Trantor v. Fredrikson
In Trantor v. Fredrikson, 179 Ariz. 299, 300-01, 878 P.2d 657, 658-59 (1994), the Arizona Supreme Court addressed whether a party's failure to object in the trial court to the absence of the findings required by Richey prevented a party from raising the issue on appeal. 179 Ariz. at 299, 878 P.2d at 657.
The supreme court determined that the findings of fact and conclusions of law made obligatory under Richey were not so fundamentally required as to preclude waiver, and ultimately "concluded that the failure of a party to object to the lack of findings of fact and conclusions of law in making awards of attorneys' fees under 12-341.01(C) or 12-349 precludes that party from raising the absence of findings as error on appeal." Id. at 301, 878 P.2d at 659.
The court reasoned that the trial court and opposing counsel should be afforded the opportunity to correct asserted defects before they are raised on appeal and rejected the rationale of promoting appellate review as a basis for declining to find a waiver. Id. at 300-01, 878 P.2d at 658-59.
In rejecting that rationale, our supreme court noted that, "although findings of fact and conclusions of law are certainly helpful on appellate review, they do not go to the foundation of the case or deprive a party of a fair hearing." Id.
The Arizona Supreme Court held that a party must have afforded the trial court and opposing counsel the opportunity to correct any asserted defects in order to contest on appeal the absence of a trial court's necessary findings of fact and conclusions of law.
The court concluded that, "absent extraordinary circumstances, errors not raised in the trial court cannot be raised on appeal." Id. at 300, 878 P.2d at 658.

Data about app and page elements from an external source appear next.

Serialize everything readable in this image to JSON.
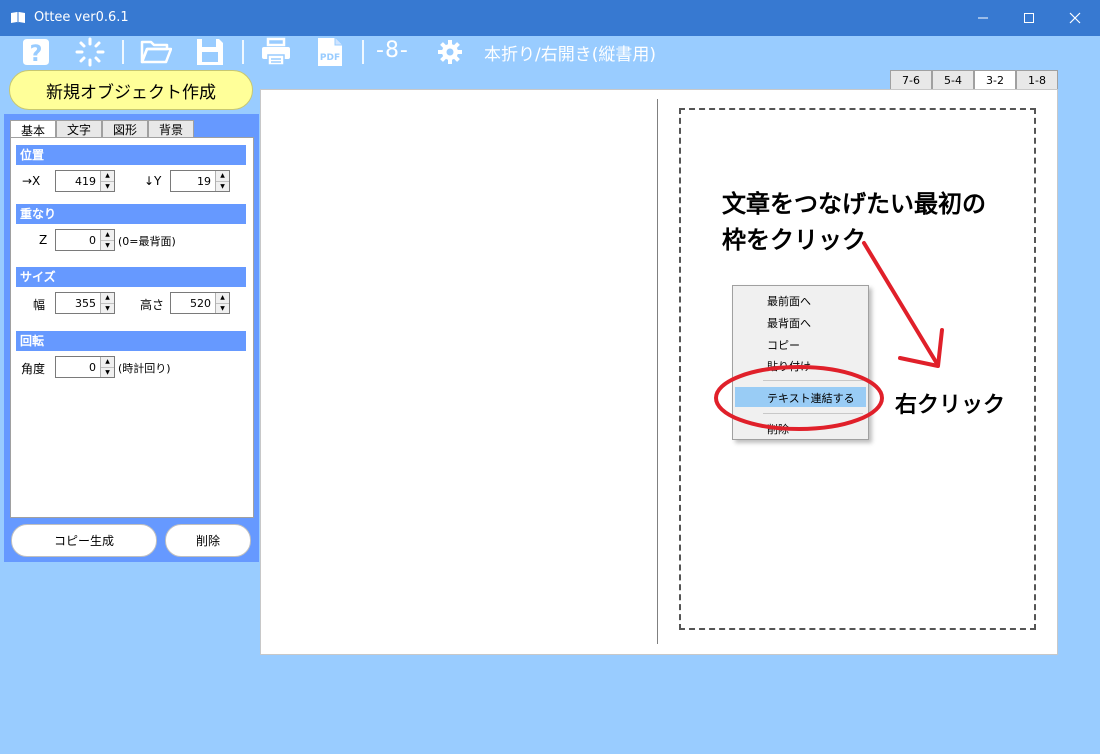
{
  "window": {
    "title": "Ottee ver0.6.1"
  },
  "toolbar": {
    "page_counter": "-8-",
    "mode_label": "本折り/右開き(縦書用)"
  },
  "left_panel": {
    "new_object_label": "新規オブジェクト作成",
    "tabs": [
      {
        "label": "基本",
        "active": true
      },
      {
        "label": "文字",
        "active": false
      },
      {
        "label": "図形",
        "active": false
      },
      {
        "label": "背景",
        "active": false
      }
    ],
    "sections": {
      "position": {
        "title": "位置",
        "x_label": "→X",
        "x_value": "419",
        "y_label": "↓Y",
        "y_value": "19"
      },
      "overlap": {
        "title": "重なり",
        "z_label": "Z",
        "z_value": "0",
        "z_note": "(0=最背面)"
      },
      "size": {
        "title": "サイズ",
        "width_label": "幅",
        "width_value": "355",
        "height_label": "高さ",
        "height_value": "520"
      },
      "rotation": {
        "title": "回転",
        "angle_label": "角度",
        "angle_value": "0",
        "angle_note": "(時計回り)"
      }
    },
    "copy_button": "コピー生成",
    "delete_button": "削除"
  },
  "page_tabs": [
    {
      "label": "7-6",
      "active": false
    },
    {
      "label": "5-4",
      "active": false
    },
    {
      "label": "3-2",
      "active": true
    },
    {
      "label": "1-8",
      "active": false
    }
  ],
  "context_menu": {
    "items": [
      "最前面へ",
      "最背面へ",
      "コピー",
      "貼り付け",
      "テキスト連結する",
      "削除"
    ],
    "highlighted": "テキスト連結する"
  },
  "annotations": {
    "instruction_line1": "文章をつなげたい最初の",
    "instruction_line2": "枠をクリック",
    "right_click": "右クリック"
  },
  "colors": {
    "title_bar": "#3779d1",
    "background": "#99ccff",
    "panel": "#6699ff",
    "new_object_button": "#ffff99",
    "annotation_red": "#e0202a",
    "menu_highlight": "#99ccf5"
  }
}
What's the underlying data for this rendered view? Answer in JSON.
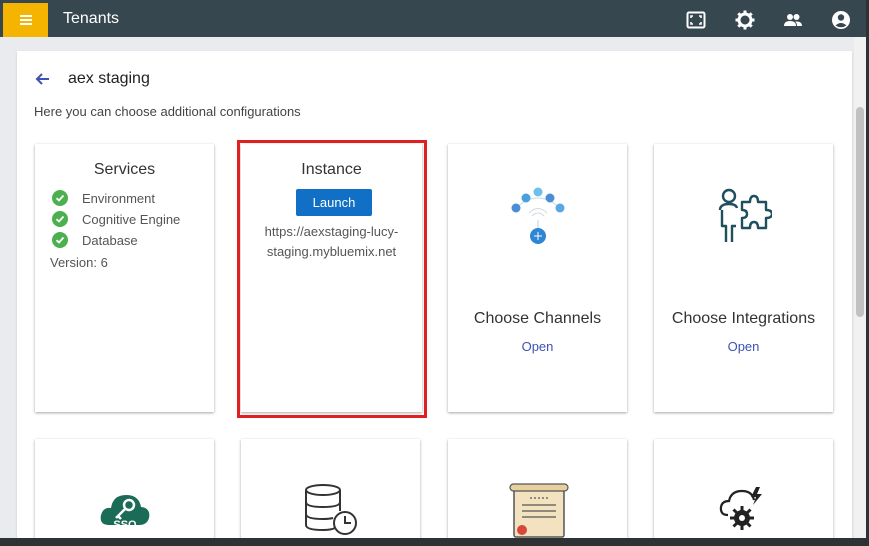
{
  "app": {
    "title": "Tenants"
  },
  "header": {
    "icons": [
      "fullscreen-icon",
      "gear-icon",
      "people-icon",
      "account-icon"
    ]
  },
  "page": {
    "title": "aex staging",
    "subtitle": "Here you can choose additional configurations"
  },
  "cards": {
    "services": {
      "title": "Services",
      "items": [
        "Environment",
        "Cognitive Engine",
        "Database"
      ],
      "version": "Version: 6",
      "check_color": "#4caf50"
    },
    "instance": {
      "title": "Instance",
      "button": "Launch",
      "url_line1": "https://aexstaging-lucy-",
      "url_line2": "staging.mybluemix.net"
    },
    "channels": {
      "title": "Choose Channels",
      "link": "Open"
    },
    "integrations": {
      "title": "Choose Integrations",
      "link": "Open"
    },
    "sso": {
      "icon_text": "SSO"
    }
  },
  "colors": {
    "topbar": "#37474f",
    "menu_button": "#f5b400",
    "accent_link": "#3f51b5",
    "launch_button": "#1170c6",
    "highlight": "#e02020",
    "icon_dark": "#1f4e5f"
  }
}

See also In re Marriage of Pownall, 197 Ariz. 577, P27, 5 P.3d 911, P27 (App. 2000) (failure to object to lack of findings precludes resolution of issue on appeal); Callanan v. Sun Lakes Homeowners' Ass'n No. 1, Inc., 134 Ariz. 332, 337, 656 P.2d 621, 626 (App. 1982) (by failing to object to trial court, plaintiff "waived his right to urge the failure to make certain requisite findings as a basis for reversal").